  34. 34. Gene & Viral Based Therapies <ul><li>Five gene therapy approaches are currently being explored: </li></ul><ul><li>(1) Suicide gene therapy. </li></ul><ul><li>(2) Tumor suppressor gene therapy. </li></ul><ul><li>(3) Immunogene therapy. </li></ul><ul><li>(4) Anti-angiogenic gene therapy. </li></ul><ul><li>(5) Oncolytic virotherapy. </li></ul>
  35. 35. <ul><li>Suicide gene therapy is the most commonly used technique. Preclinical studies showed marked tumor elimination. Tumor cells treated with this approach displayed enhanced sensitivity to radiation. </li></ul><ul><li>Tumor suppressor gene therapy includes transfer of tumor suppressor genes as p53 and cell-cycle modulators. </li></ul><ul><li>Immunogene therapy aims at genetic immune modulation to enhance immune response against the tumor by expressing cytokines and lymphokines. </li></ul><ul><li>Anti-angiogenic gene therapy aiming at reduction of expression of the pro-angiogenic factors. </li></ul><ul><li>Oncolytic Virotherapy utilizes viruses that are engineered to selectively replicate in cancer cells killing them without affecting healthy cells. </li></ul>

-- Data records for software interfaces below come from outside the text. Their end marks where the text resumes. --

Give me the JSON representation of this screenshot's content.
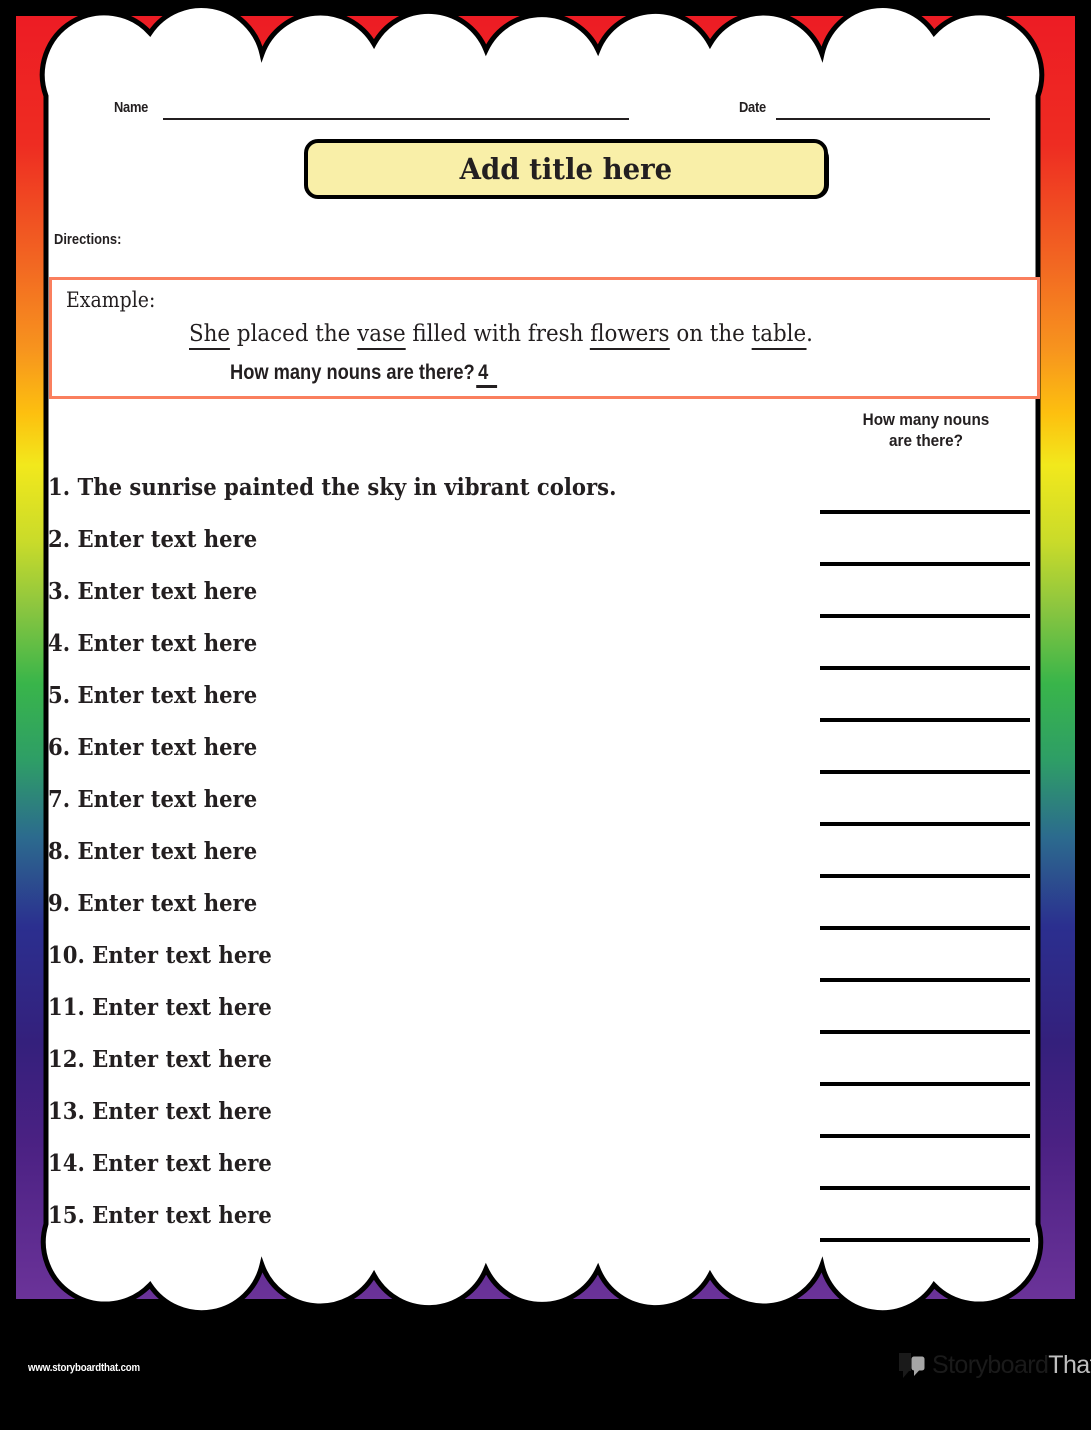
{
  "header": {
    "name_label": "Name",
    "date_label": "Date"
  },
  "title": {
    "text": "Add title here"
  },
  "directions": {
    "label": "Directions:",
    "value": ""
  },
  "example": {
    "label": "Example:",
    "sentence_parts": [
      {
        "text": "She",
        "noun": true
      },
      {
        "text": " placed the ",
        "noun": false
      },
      {
        "text": "vase",
        "noun": true
      },
      {
        "text": " filled with fresh ",
        "noun": false
      },
      {
        "text": "flowers",
        "noun": true
      },
      {
        "text": " on the ",
        "noun": false
      },
      {
        "text": "table",
        "noun": true
      },
      {
        "text": ".",
        "noun": false
      }
    ],
    "question": "How many nouns are there?",
    "answer": "4"
  },
  "answer_column": {
    "header_line1": "How many nouns",
    "header_line2": "are there?"
  },
  "questions": [
    {
      "number": "1.",
      "text": "The sunrise painted the sky in vibrant colors."
    },
    {
      "number": "2.",
      "text": "Enter text here"
    },
    {
      "number": "3.",
      "text": "Enter text here"
    },
    {
      "number": "4.",
      "text": "Enter text here"
    },
    {
      "number": "5.",
      "text": "Enter text here"
    },
    {
      "number": "6.",
      "text": "Enter text here"
    },
    {
      "number": "7.",
      "text": "Enter text here"
    },
    {
      "number": "8.",
      "text": "Enter text here"
    },
    {
      "number": "9.",
      "text": "Enter text here"
    },
    {
      "number": "10.",
      "text": "Enter text here"
    },
    {
      "number": "11.",
      "text": "Enter text here"
    },
    {
      "number": "12.",
      "text": "Enter text here"
    },
    {
      "number": "13.",
      "text": "Enter text here"
    },
    {
      "number": "14.",
      "text": "Enter text here"
    },
    {
      "number": "15.",
      "text": "Enter text here"
    }
  ],
  "footer": {
    "url": "www.storyboardthat.com",
    "logo_primary": "Storyboard",
    "logo_secondary": "That",
    "logo_icon": "speech-bubble-icon"
  },
  "colors": {
    "border_top": "#ED1C24",
    "border_orange": "#F7941E",
    "border_yellow": "#F2E81C",
    "border_green": "#39B54A",
    "border_blue": "#2B2F8F",
    "border_purple": "#6B3399",
    "title_fill": "#F9EFA8",
    "example_border": "#FA7F5E",
    "ink": "#231F20",
    "paper": "#FFFFFF"
  }
}
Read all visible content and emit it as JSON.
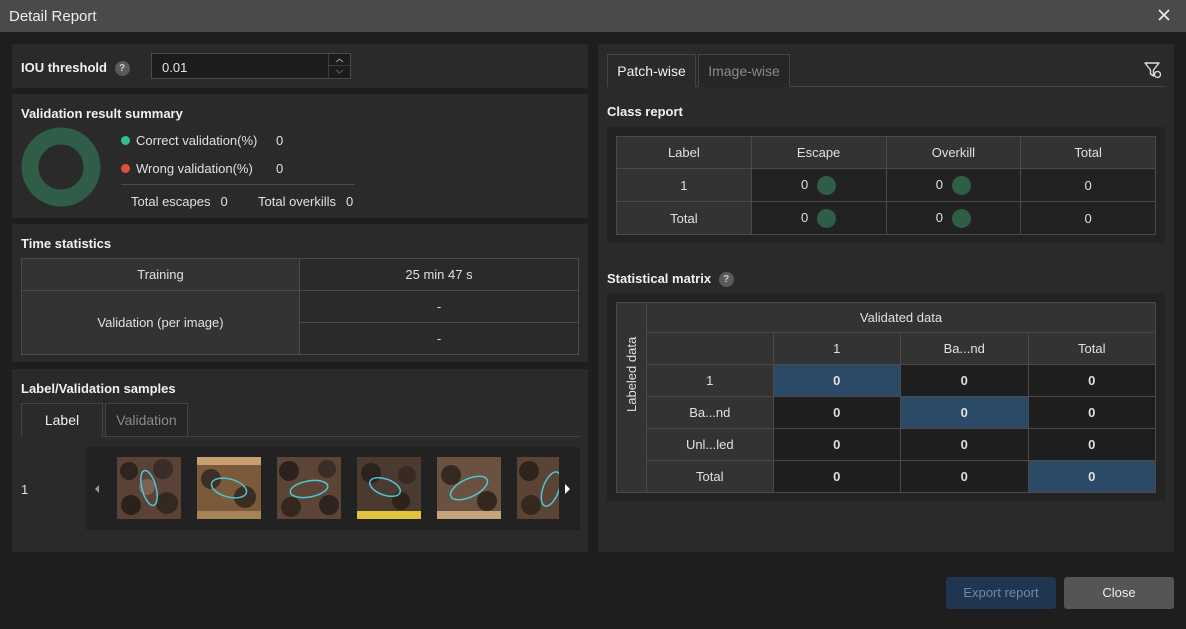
{
  "window": {
    "title": "Detail Report"
  },
  "iou": {
    "label": "IOU threshold",
    "help": "?",
    "value": "0.01"
  },
  "summary": {
    "title": "Validation result summary",
    "correct_label": "Correct validation(%)",
    "correct_value": "0",
    "wrong_label": "Wrong validation(%)",
    "wrong_value": "0",
    "escapes_label": "Total escapes",
    "escapes_value": "0",
    "overkills_label": "Total overkills",
    "overkills_value": "0",
    "colors": {
      "correct": "#2fbf8f",
      "wrong": "#d9533a",
      "ring": "#2f5d47"
    }
  },
  "time": {
    "title": "Time statistics",
    "training_label": "Training",
    "training_value": "25 min 47 s",
    "validation_label": "Validation (per image)",
    "validation_value1": "-",
    "validation_value2": "-"
  },
  "samples": {
    "title": "Label/Validation samples",
    "tabs": [
      "Label",
      "Validation"
    ],
    "row_label": "1"
  },
  "right": {
    "tabs": [
      "Patch-wise",
      "Image-wise"
    ],
    "class_report": {
      "title": "Class report",
      "headers": [
        "Label",
        "Escape",
        "Overkill",
        "Total"
      ],
      "rows": [
        {
          "label": "1",
          "escape": "0",
          "overkill": "0",
          "total": "0"
        },
        {
          "label": "Total",
          "escape": "0",
          "overkill": "0",
          "total": "0"
        }
      ]
    },
    "matrix": {
      "title": "Statistical matrix",
      "help": "?",
      "validated_header": "Validated data",
      "labeled_header": "Labeled data",
      "col_headers": [
        "1",
        "Ba...nd",
        "Total"
      ],
      "rows": [
        {
          "label": "1",
          "values": [
            "0",
            "0",
            "0"
          ]
        },
        {
          "label": "Ba...nd",
          "values": [
            "0",
            "0",
            "0"
          ]
        },
        {
          "label": "Unl...led",
          "values": [
            "0",
            "0",
            "0"
          ]
        },
        {
          "label": "Total",
          "values": [
            "0",
            "0",
            "0"
          ]
        }
      ],
      "highlight_color": "#2b4a66"
    }
  },
  "buttons": {
    "export": "Export report",
    "close": "Close"
  }
}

  36. 36. Tumor cell Infected tumor cell Virus replication Lysis of tumor cells Oncolytic Virus Oncolytic Virotherapy
  37. 37. Finally <ul><li>There is no magic bullet for malignant brain tumors and clinical improvements will likely be due to the synergistic effects of a multi-targeted attack. </li></ul><ul><li>Although preclinical data are promising, clinical trials have been delayed and all treatment modalities are still searching for a significant survival benefit. </li></ul>
  38. 38. Thank You